▶ _What needs to be done_
Your task is to retype each line of the data below exactly.

[The data]

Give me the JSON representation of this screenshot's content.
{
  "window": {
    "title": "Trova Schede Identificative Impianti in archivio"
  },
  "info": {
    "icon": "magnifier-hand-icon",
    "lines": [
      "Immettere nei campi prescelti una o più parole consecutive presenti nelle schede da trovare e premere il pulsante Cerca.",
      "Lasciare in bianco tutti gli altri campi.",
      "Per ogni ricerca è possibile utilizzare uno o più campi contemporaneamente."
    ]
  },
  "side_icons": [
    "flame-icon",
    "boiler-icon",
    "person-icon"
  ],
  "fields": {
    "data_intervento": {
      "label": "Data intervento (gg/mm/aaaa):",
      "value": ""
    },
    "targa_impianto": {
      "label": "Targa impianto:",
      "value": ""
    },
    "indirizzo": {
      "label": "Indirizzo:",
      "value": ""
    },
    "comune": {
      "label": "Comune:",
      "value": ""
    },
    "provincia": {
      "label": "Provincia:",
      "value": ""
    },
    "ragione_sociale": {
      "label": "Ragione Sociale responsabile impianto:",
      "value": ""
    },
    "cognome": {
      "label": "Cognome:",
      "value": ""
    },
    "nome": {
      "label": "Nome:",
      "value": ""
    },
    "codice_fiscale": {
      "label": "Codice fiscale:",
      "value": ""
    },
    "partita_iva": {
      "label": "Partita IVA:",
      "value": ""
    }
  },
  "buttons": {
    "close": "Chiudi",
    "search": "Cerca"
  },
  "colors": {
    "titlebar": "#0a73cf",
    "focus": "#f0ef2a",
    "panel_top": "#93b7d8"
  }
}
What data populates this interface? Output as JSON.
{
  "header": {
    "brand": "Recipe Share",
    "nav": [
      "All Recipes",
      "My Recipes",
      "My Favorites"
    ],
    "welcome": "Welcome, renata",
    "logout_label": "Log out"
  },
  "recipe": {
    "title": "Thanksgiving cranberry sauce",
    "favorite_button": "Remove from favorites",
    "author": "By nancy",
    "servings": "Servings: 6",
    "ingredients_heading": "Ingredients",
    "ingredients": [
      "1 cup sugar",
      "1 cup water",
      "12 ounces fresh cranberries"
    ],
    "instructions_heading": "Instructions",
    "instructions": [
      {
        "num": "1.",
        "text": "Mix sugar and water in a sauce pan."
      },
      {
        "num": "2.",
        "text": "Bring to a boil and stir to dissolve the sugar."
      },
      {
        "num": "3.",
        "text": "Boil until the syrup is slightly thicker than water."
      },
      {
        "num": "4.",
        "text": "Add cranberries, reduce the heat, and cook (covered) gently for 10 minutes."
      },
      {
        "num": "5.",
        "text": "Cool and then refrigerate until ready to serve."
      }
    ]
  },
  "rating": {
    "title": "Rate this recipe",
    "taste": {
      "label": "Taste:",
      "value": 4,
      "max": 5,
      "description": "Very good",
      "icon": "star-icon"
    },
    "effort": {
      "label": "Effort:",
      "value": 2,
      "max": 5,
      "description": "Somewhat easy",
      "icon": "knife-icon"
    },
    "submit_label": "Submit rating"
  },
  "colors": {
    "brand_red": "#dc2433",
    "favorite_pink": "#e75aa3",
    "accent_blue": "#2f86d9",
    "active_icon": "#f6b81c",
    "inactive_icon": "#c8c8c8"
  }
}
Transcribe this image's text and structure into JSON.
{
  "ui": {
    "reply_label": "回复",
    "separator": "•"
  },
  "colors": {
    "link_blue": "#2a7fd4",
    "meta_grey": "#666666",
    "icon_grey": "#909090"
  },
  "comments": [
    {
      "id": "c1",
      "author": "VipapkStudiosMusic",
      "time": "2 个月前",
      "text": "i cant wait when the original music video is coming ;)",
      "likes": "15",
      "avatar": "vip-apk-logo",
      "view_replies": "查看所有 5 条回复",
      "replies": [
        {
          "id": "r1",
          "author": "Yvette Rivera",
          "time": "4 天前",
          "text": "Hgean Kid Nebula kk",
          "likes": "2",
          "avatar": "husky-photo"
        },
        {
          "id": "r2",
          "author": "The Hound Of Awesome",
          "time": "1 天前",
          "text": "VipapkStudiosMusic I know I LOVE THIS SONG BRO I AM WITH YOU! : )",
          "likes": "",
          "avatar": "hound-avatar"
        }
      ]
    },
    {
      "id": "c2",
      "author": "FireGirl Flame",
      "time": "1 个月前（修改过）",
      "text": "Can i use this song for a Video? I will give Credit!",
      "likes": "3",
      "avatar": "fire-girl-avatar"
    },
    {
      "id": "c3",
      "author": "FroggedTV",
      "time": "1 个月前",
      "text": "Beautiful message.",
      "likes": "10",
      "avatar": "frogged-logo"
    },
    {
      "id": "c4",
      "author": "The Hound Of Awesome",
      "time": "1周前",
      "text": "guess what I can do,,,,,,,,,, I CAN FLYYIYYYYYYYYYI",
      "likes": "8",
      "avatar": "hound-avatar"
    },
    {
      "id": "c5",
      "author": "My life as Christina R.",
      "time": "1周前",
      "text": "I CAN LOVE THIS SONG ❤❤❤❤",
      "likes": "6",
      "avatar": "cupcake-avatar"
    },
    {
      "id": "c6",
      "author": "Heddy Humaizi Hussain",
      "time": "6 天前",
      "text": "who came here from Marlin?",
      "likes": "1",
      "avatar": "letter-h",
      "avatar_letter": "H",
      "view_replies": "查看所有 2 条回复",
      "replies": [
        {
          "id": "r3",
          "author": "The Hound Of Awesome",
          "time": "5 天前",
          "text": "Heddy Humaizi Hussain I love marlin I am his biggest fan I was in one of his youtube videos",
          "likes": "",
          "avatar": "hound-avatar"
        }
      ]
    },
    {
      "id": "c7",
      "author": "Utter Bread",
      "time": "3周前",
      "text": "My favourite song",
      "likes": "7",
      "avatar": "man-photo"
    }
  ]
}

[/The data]

▶ _Output_
Give me the JSON representation of this screenshot's content.
{
  "window": {
    "title": "Trova Schede Identificative Impianti in archivio"
  },
  "info": {
    "icon": "magnifier-hand-icon",
    "lines": [
      "Immettere nei campi prescelti una o più parole consecutive presenti nelle schede da trovare e premere il pulsante Cerca.",
      "Lasciare in bianco tutti gli altri campi.",
      "Per ogni ricerca è possibile utilizzare uno o più campi contemporaneamente."
    ]
  },
  "side_icons": [
    "flame-icon",
    "boiler-icon",
    "person-icon"
  ],
  "fields": {
    "data_intervento": {
      "label": "Data intervento (gg/mm/aaaa):",
      "value": ""
    },
    "targa_impianto": {
      "label": "Targa impianto:",
      "value": ""
    },
    "indirizzo": {
      "label": "Indirizzo:",
      "value": ""
    },
    "comune": {
      "label": "Comune:",
      "value": ""
    },
    "provincia": {
      "label": "Provincia:",
      "value": ""
    },
    "ragione_sociale": {
      "label": "Ragione Sociale responsabile impianto:",
      "value": ""
    },
    "cognome": {
      "label": "Cognome:",
      "value": ""
    },
    "nome": {
      "label": "Nome:",
      "value": ""
    },
    "codice_fiscale": {
      "label": "Codice fiscale:",
      "value": ""
    },
    "partita_iva": {
      "label": "Partita IVA:",
      "value": ""
    }
  },
  "buttons": {
    "close": "Chiudi",
    "search": "Cerca"
  },
  "colors": {
    "titlebar": "#0a73cf",
    "focus": "#f0ef2a",
    "panel_top": "#93b7d8"
  }
}
What data populates this interface? Output as JSON.
{
  "header": {
    "brand": "Recipe Share",
    "nav": [
      "All Recipes",
      "My Recipes",
      "My Favorites"
    ],
    "welcome": "Welcome, renata",
    "logout_label": "Log out"
  },
  "recipe": {
    "title": "Thanksgiving cranberry sauce",
    "favorite_button": "Remove from favorites",
    "author": "By nancy",
    "servings": "Servings: 6",
    "ingredients_heading": "Ingredients",
    "ingredients": [
      "1 cup sugar",
      "1 cup water",
      "12 ounces fresh cranberries"
    ],
    "instructions_heading": "Instructions",
    "instructions": [
      {
        "num": "1.",
        "text": "Mix sugar and water in a sauce pan."
      },
      {
        "num": "2.",
        "text": "Bring to a boil and stir to dissolve the sugar."
      },
      {
        "num": "3.",
        "text": "Boil until the syrup is slightly thicker than water."
      },
      {
        "num": "4.",
        "text": "Add cranberries, reduce the heat, and cook (covered) gently for 10 minutes."
      },
      {
        "num": "5.",
        "text": "Cool and then refrigerate until ready to serve."
      }
    ]
  },
  "rating": {
    "title": "Rate this recipe",
    "taste": {
      "label": "Taste:",
      "value": 4,
      "max": 5,
      "description": "Very good",
      "icon": "star-icon"
    },
    "effort": {
      "label": "Effort:",
      "value": 2,
      "max": 5,
      "description": "Somewhat easy",
      "icon": "knife-icon"
    },
    "submit_label": "Submit rating"
  },
  "colors": {
    "brand_red": "#dc2433",
    "favorite_pink": "#e75aa3",
    "accent_blue": "#2f86d9",
    "active_icon": "#f6b81c",
    "inactive_icon": "#c8c8c8"
  }
}
Transcribe this image's text and structure into JSON.
{
  "ui": {
    "reply_label": "回复",
    "separator": "•"
  },
  "colors": {
    "link_blue": "#2a7fd4",
    "meta_grey": "#666666",
    "icon_grey": "#909090"
  },
  "comments": [
    {
      "id": "c1",
      "author": "VipapkStudiosMusic",
      "time": "2 个月前",
      "text": "i cant wait when the original music video is coming ;)",
      "likes": "15",
      "avatar": "vip-apk-logo",
      "view_replies": "查看所有 5 条回复",
      "replies": [
        {
          "id": "r1",
          "author": "Yvette Rivera",
          "time": "4 天前",
          "text": "Hgean Kid Nebula kk",
          "likes": "2",
          "avatar": "husky-photo"
        },
        {
          "id": "r2",
          "author": "The Hound Of Awesome",
          "time": "1 天前",
          "text": "VipapkStudiosMusic I know I LOVE THIS SONG BRO I AM WITH YOU! : )",
          "likes": "",
          "avatar": "hound-avatar"
        }
      ]
    },
    {
      "id": "c2",
      "author": "FireGirl Flame",
      "time": "1 个月前（修改过）",
      "text": "Can i use this song for a Video? I will give Credit!",
      "likes": "3",
      "avatar": "fire-girl-avatar"
    },
    {
      "id": "c3",
      "author": "FroggedTV",
      "time": "1 个月前",
      "text": "Beautiful message.",
      "likes": "10",
      "avatar": "frogged-logo"
    },
    {
      "id": "c4",
      "author": "The Hound Of Awesome",
      "time": "1周前",
      "text": "guess what I can do,,,,,,,,,, I CAN FLYYIYYYYYYYYYI",
      "likes": "8",
      "avatar": "hound-avatar"
    },
    {
      "id": "c5",
      "author": "My life as Christina R.",
      "time": "1周前",
      "text": "I CAN LOVE THIS SONG ❤❤❤❤",
      "likes": "6",
      "avatar": "cupcake-avatar"
    },
    {
      "id": "c6",
      "author": "Heddy Humaizi Hussain",
      "time": "6 天前",
      "text": "who came here from Marlin?",
      "likes": "1",
      "avatar": "letter-h",
      "avatar_letter": "H",
      "view_replies": "查看所有 2 条回复",
      "replies": [
        {
          "id": "r3",
          "author": "The Hound Of Awesome",
          "time": "5 天前",
          "text": "Heddy Humaizi Hussain I love marlin I am his biggest fan I was in one of his youtube videos",
          "likes": "",
          "avatar": "hound-avatar"
        }
      ]
    },
    {
      "id": "c7",
      "author": "Utter Bread",
      "time": "3周前",
      "text": "My favourite song",
      "likes": "7",
      "avatar": "man-photo"
    }
  ]
}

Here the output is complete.